Events are a winning marketing investment for your business. They provide an environment where you can educate your audiences and spend time face-to-face with customers – and future ones. They also give your audiences that first-hand brand experience.
It’s been so exciting to see how events have helped my clients’ businesses, from how Glug Reading has strengthened ConnectTVT’s creative community to a select client roundtable run by Risk Decisions. Launching my own event specialism is a natural next step to this. Here’s some tips I’ve picked up on how events can boost your brand.
Be clear on your desired outcome
So obvious, so often overlooked. Be 100% clear on your event objectives. What do you want to create for your audience? Why? What action do you want attendees to take post-event? Do you want them to get in touch regarding a new service or are you looking to create a shift in perspective as an employer brand? Be clear on this from the outset.
Content, content, content
Events are like a double espresso for your content marketing. You have something of value to share and reason to connect with your audiences across the event lifecycle. For B2B particularly, they are a real asset, promoting new speakers, topics, sharing sponsor content. Make sure you leverage your planned events within your content marketing plan.
Sponsorship and brand association
Sponsorship gives your brand exposure to a wider network of people and aligns it with other relevant, respected businesses. Some companies worry that sponsorship dilutes their event value; set clear parameters with sponsors that this isn’t about sales but the opportunity to connect with your audience in an authentic way. I’m really proud of the great sponsors we’ve attracted to Glug Reading and certainly the guys have strengthened the community we’re building.
Get buzzy with PR
The ultimate PR party, this points needs a blog post of its own. Start with which journalists might get something helpful from attending. If it’s a thought led discussion, specialist trade media may be interested. Or a small business journalist might be keen to come along and meet a group of local SMEs. Don’t be pulled into the press release trap; personal, media-friendly invitations will work better here. Media partnerships are great for events too.

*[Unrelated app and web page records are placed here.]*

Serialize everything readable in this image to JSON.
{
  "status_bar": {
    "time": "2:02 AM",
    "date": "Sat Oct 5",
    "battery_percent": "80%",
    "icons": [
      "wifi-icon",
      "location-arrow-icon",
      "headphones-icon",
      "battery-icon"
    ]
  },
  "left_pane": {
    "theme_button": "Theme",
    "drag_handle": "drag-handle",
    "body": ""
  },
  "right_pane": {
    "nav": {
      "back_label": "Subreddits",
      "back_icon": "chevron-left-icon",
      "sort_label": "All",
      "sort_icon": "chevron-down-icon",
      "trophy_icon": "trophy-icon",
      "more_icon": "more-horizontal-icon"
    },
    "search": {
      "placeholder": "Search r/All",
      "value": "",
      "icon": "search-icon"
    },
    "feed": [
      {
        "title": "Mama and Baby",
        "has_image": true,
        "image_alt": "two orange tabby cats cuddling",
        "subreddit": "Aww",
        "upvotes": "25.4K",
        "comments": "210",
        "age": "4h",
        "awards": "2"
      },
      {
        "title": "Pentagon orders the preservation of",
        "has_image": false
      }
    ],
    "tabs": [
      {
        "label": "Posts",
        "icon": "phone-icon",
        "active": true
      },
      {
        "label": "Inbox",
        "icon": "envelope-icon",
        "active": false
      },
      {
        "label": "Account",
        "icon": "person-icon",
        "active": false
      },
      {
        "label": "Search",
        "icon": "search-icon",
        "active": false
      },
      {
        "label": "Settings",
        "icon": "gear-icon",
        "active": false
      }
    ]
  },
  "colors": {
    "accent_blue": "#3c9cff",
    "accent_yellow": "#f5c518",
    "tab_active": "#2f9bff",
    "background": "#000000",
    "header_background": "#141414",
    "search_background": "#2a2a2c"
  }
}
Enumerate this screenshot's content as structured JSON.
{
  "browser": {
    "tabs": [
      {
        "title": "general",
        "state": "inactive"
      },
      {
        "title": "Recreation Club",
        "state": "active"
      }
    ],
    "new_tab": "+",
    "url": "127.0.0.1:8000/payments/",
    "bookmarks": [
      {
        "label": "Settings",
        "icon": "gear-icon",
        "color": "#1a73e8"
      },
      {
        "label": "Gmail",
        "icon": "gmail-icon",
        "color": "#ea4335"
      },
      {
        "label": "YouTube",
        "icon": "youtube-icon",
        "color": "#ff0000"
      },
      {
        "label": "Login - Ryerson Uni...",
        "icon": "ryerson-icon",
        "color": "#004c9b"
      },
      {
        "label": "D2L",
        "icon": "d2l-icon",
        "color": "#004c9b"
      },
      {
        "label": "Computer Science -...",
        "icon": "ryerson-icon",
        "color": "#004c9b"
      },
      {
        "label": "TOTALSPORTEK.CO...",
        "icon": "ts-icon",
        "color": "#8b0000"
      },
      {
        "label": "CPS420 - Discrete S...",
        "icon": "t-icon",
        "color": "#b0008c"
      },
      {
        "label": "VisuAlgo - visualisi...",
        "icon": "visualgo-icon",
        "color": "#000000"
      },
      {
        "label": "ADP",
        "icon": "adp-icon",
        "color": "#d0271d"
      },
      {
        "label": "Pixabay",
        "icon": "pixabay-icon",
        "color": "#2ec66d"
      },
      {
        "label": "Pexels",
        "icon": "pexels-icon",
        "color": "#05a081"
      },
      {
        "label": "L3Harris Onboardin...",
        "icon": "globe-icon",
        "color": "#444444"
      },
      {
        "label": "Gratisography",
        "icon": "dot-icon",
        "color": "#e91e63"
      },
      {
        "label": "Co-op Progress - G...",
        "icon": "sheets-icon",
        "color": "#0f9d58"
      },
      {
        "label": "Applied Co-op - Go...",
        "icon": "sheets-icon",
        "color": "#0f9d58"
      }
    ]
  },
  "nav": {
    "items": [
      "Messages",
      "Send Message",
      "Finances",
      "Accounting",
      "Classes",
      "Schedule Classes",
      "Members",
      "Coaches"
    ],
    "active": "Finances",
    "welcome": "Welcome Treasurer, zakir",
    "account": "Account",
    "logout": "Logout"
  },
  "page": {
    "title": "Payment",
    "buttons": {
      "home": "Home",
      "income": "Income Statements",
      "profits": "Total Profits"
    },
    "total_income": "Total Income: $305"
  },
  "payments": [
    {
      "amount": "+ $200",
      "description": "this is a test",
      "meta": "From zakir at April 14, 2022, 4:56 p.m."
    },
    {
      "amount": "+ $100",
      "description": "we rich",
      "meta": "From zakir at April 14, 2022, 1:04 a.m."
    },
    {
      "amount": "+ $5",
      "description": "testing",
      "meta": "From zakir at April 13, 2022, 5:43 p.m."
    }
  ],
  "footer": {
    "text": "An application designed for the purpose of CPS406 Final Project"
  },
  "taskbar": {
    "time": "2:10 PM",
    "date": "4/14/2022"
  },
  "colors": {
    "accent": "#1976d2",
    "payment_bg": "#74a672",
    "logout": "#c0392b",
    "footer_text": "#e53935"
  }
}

Create a Twitter hashtag for your event to engage your audience. Encourage attendees to use this throughout the event. You may want to invite event-related questions beforehand to start those conversations.
A nice touch is to get people to “say hi” if they’re attending the event. It means people can connect online ahead of the event and is a great ice-breaker once they’re in the room. Janet Murray does this really well for her events.
Don’t forget post-event communications.
Events are time-consuming so if someone’s taken that time out to attend, make sure you follow up with a thank you. Make the most of that warm post-event feeling to develop a stronger dialogue. Leverage and nurture those new connections and invite feedback so attendees have a stake in your brand. You can drive that strong brand narrative and word-of-mouth after your attendees leave the room.
Networking breakfast or industry conference, events can build your brand’s visibility and credibility. They help cultivate a more trusted, emotional and personal connection. Thinking about putting one in your calendar? I’d love to help.